South county drinking water facility siting proposed

Published on: November 19, 2020

Photo Credit: Hillsborough County
Aerial view of the drinking water treatment plant in the Lithia/FishHawk area, similar to the potential facility planned for the Balm area.

South county drinking water facility siting proposed


To keep up with the high demand for drinking water in fast-growing south Hillsborough County, County officials, in an ironic twist, purchased property that prevented the development of a large subdivision consisting of some 1,600 homes.

Instead, that land has been set aside for a drinking water facility to meet short- and long-term service demands in the South County urban service area. Residents are being asked to participate in the South County Drinking Water Facility Public Engagement Opportunity to learn more about the project and to cast their views on the siting of the proposed facility.

The deadline to give feedback is Monday, Nov. 23.

According to County officials, the facility could be a drinking water treatment plant or a drinking water transmission station. For this intention, Hillsborough County Commissioners on Oct. 7 approved the purchase of a 330-acre parcel between Balm Riverview and Balm Boyette roads. Also part of the deal is some adjacent Jan K. Platt Environmental Lands Acquisition and Protection Program (ELAPP) property, “as part of a settlement agreement that prevented development of a large subdivision on the property.” The future County-owned land is south of the Balm Boyette Scrub Preserve in Balm.

“The facility would require few employees to operate and should have little impact on the area or traffic after construction,” County officials report in the project’s online presentation. “The site will include a large, 500-foot-wide nature area surrounding the facility, planted with pine trees to help restore the land and provide a buffer between the facility structures and neighboring properties.”

Officials say with its proximity to the urban service area, the proposed site would save taxpayers more than $20 million in construction costs compared to other similarly situated sites.
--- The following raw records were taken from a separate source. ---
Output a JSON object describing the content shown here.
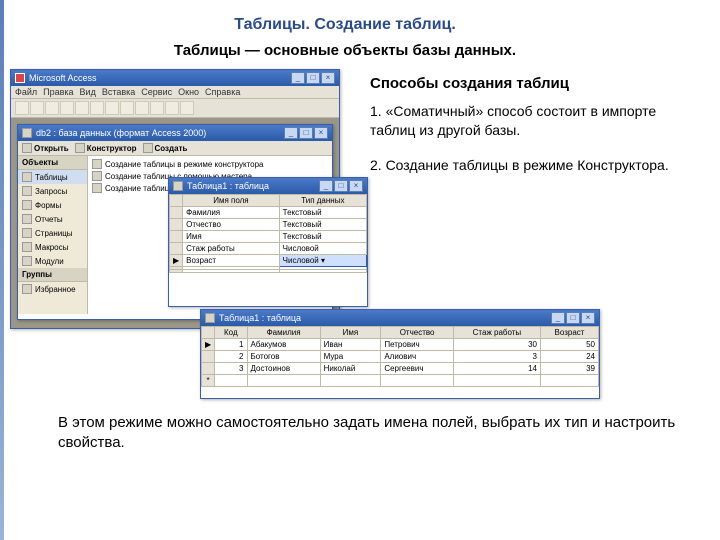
{
  "title": "Таблицы. Создание таблиц.",
  "subtitle": "Таблицы — основные объекты базы данных.",
  "methods_heading": "Способы создания таблиц",
  "para1": "1. «Соматичный» способ состоит в импорте таблиц из другой базы.",
  "para2": "2.  Создание таблицы в режиме Конструктора.",
  "bottom": "В этом режиме можно самостоятельно задать имена полей, выбрать их тип и  настроить свойства.",
  "access": {
    "app_title": "Microsoft Access",
    "menus": [
      "Файл",
      "Правка",
      "Вид",
      "Вставка",
      "Сервис",
      "Окно",
      "Справка"
    ],
    "db_title": "db2 : база данных (формат Access 2000)",
    "db_toolbar": {
      "open": "Открыть",
      "design": "Конструктор",
      "create": "Создать"
    },
    "side_header": "Объекты",
    "side_items": [
      "Таблицы",
      "Запросы",
      "Формы",
      "Отчеты",
      "Страницы",
      "Макросы",
      "Модули"
    ],
    "side_groups": "Группы",
    "side_fav": "Избранное",
    "create_options": [
      "Создание таблицы в режиме конструктора",
      "Создание таблицы с помощью мастера",
      "Создание таблицы путём ввода данных"
    ]
  },
  "design": {
    "title": "Таблица1 : таблица",
    "col_name": "Имя поля",
    "col_type": "Тип данных",
    "rows": [
      {
        "name": "Фамилия",
        "type": "Текстовый"
      },
      {
        "name": "Отчество",
        "type": "Текстовый"
      },
      {
        "name": "Имя",
        "type": "Текстовый"
      },
      {
        "name": "Стаж работы",
        "type": "Числовой"
      },
      {
        "name": "Возраст",
        "type": "Числовой"
      }
    ]
  },
  "datasheet": {
    "title": "Таблица1 : таблица",
    "headers": [
      "Код",
      "Фамилия",
      "Имя",
      "Отчество",
      "Стаж работы",
      "Возраст"
    ],
    "rows": [
      [
        "1",
        "Абакумов",
        "Иван",
        "Петрович",
        "30",
        "50"
      ],
      [
        "2",
        "Ботогов",
        "Мура",
        "Алиович",
        "3",
        "24"
      ],
      [
        "3",
        "Достоинов",
        "Николай",
        "Сергеевич",
        "14",
        "39"
      ]
    ]
  }
}
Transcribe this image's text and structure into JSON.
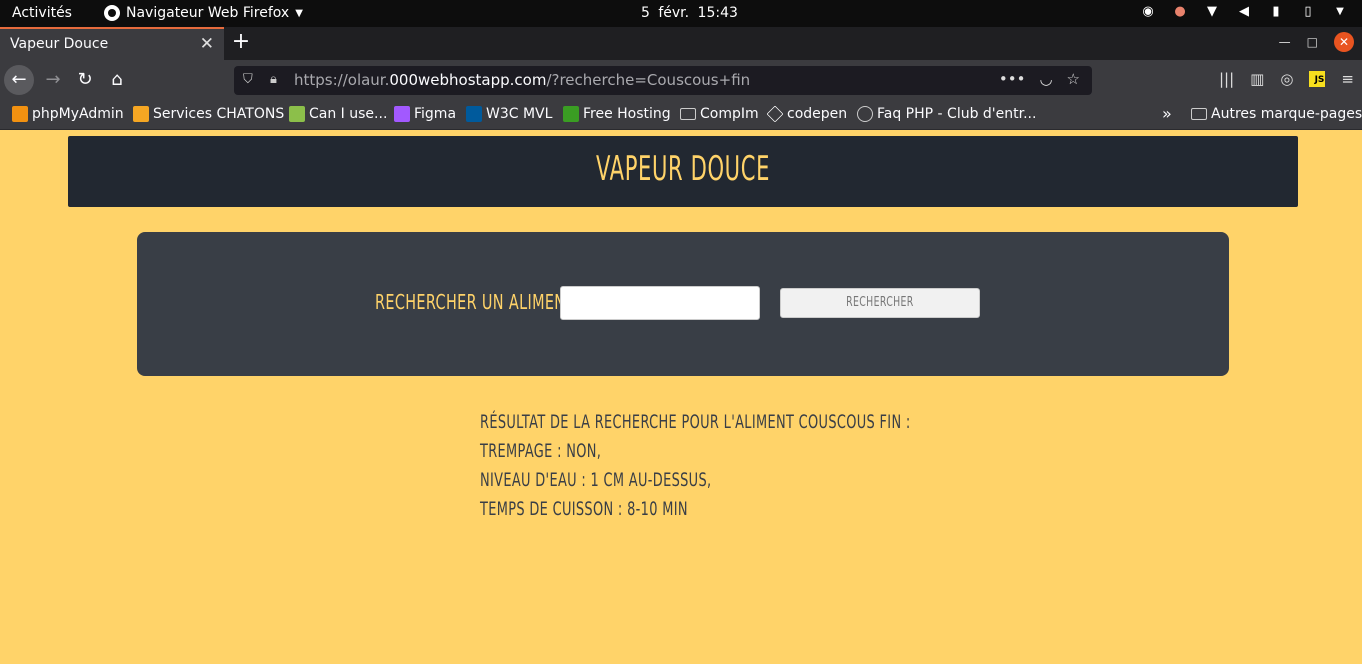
{
  "system_bar": {
    "activities": "Activités",
    "app_name": "Navigateur Web Firefox",
    "clock": "5 févr.  15:43",
    "tray_icons": [
      "discord-icon",
      "notification-icon",
      "wifi-icon",
      "volume-icon",
      "microphone-icon",
      "battery-icon",
      "power-menu-icon"
    ]
  },
  "browser": {
    "tab_title": "Vapeur Douce",
    "url_prefix": "https://olaur.",
    "url_domain": "000webhostapp.com",
    "url_path": "/?recherche=Couscous+fin",
    "bookmarks": [
      {
        "label": "phpMyAdmin",
        "icon": "phpmyadmin-icon",
        "color": "#f29111"
      },
      {
        "label": "Services CHATONS",
        "icon": "chatons-icon",
        "color": "#f5a623"
      },
      {
        "label": "Can I use...",
        "icon": "caniuse-icon",
        "color": "#8cbf4a"
      },
      {
        "label": "Figma",
        "icon": "figma-icon",
        "color": "#a259ff"
      },
      {
        "label": "W3C MVL",
        "icon": "w3c-icon",
        "color": "#005a9c"
      },
      {
        "label": "Free Hosting",
        "icon": "freehosting-icon",
        "color": "#3a9d23"
      },
      {
        "label": "CompIm",
        "icon": "folder-icon",
        "color": "#cccccc"
      },
      {
        "label": "codepen",
        "icon": "codepen-icon",
        "color": "#ffffff"
      },
      {
        "label": "Faq PHP - Club d'entr...",
        "icon": "globe-icon",
        "color": "#cccccc"
      }
    ],
    "other_bookmarks": "Autres marque-pages"
  },
  "page": {
    "site_title": "VAPEUR DOUCE",
    "search_label": "RECHERCHER UN ALIMENT",
    "search_value": "",
    "search_button": "RECHERCHER",
    "results": [
      "RÉSULTAT DE LA RECHERCHE POUR L'ALIMENT COUSCOUS FIN :",
      "TREMPAGE : NON,",
      "NIVEAU D'EAU : 1 CM AU-DESSUS,",
      "TEMPS DE CUISSON : 8-10 MIN"
    ],
    "colors": {
      "background": "#ffd369",
      "header": "#222831",
      "panel": "#393e46",
      "accent": "#ffd369"
    }
  }
}
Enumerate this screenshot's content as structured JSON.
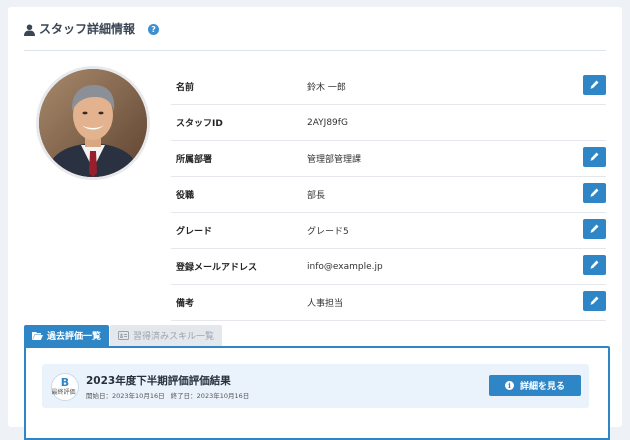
{
  "header": {
    "title": "スタッフ詳細情報",
    "icon": "user-icon",
    "help_icon": "?"
  },
  "profile": {
    "fields": [
      {
        "label": "名前",
        "value": "鈴木 一郎",
        "editable": true
      },
      {
        "label": "スタッフID",
        "value": "2AYJ89fG",
        "editable": false
      },
      {
        "label": "所属部署",
        "value": "管理部管理課",
        "editable": true
      },
      {
        "label": "役職",
        "value": "部長",
        "editable": true
      },
      {
        "label": "グレード",
        "value": "グレード5",
        "editable": true
      },
      {
        "label": "登録メールアドレス",
        "value": "info@example.jp",
        "editable": true
      },
      {
        "label": "備考",
        "value": "人事担当",
        "editable": true
      }
    ]
  },
  "tabs": [
    {
      "label": "過去評価一覧",
      "icon": "folder-open-icon",
      "active": true
    },
    {
      "label": "習得済みスキル一覧",
      "icon": "id-card-icon",
      "active": false
    }
  ],
  "evaluation": {
    "grade": "B",
    "grade_caption": "最終評価",
    "title": "2023年度下半期評価評価結果",
    "start_date": "開始日：2023年10月16日",
    "end_date": "終了日：2023年10月16日",
    "detail_button": "詳細を見る",
    "detail_icon": "i"
  },
  "colors": {
    "accent": "#2f86c7",
    "panel_bg": "#eaf3fb",
    "page_bg": "#eef1f5"
  }
}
The larger treatment facility could be similar in size and design to the County’s Lithia Water Treatment Plant on Lithia Pinecrest Road in the FishHawk area.

The voluntary, citizen-based, non-regulatory ELAPP program provides the framework and funding for identifying, acquiring, preserving and protecting endangered, environmentally sensitive and significant lands in Hillsborough County.

Established in 1987 with $21 million in funding over a four-year period to acquire environmentally sensitive lands, County voters in 1990 approved the issuance of $100 million in bonds over a 20-year period to acquire additional lands. Voter approval in November 2008 secured the issuance of up to another $200 million in bonds.

The Hillsborough County Public Utilities Department’s South County Potable (Drinking) Water Facility Project is part of a larger program to improve drinking water service and increase capacity for the South County service area. It includes installing a large-diameter drinking water transmission pipe to improve system delivery pressures.

This pipeline project is to be constructed before the drinking water facility, which is scheduled to commence in 2026. County officials expect to complete the land acquisition in 2021. Additional public engagement will be sought before the facility is designed. According to county officials, “The final site design may include recreational or environmental features, such as trails, due to the site’s close proximity to the Balm Boyette Scrub and other ELAPP acquired property.” Construction is expected to take up to two years to complete.

Meanwhile, in the works is a $12 million drinking water booster pump station to extend along Balm-Riverview Road adjacent to the new facility.

The Hillsborough County Public Utilities Department’s South County Potable (Drinking) Water Facility Project goes by the CIP Project No. 32012. The project manager is Jason Parillo. For more on this and additional Hillsborough County initiatives, visit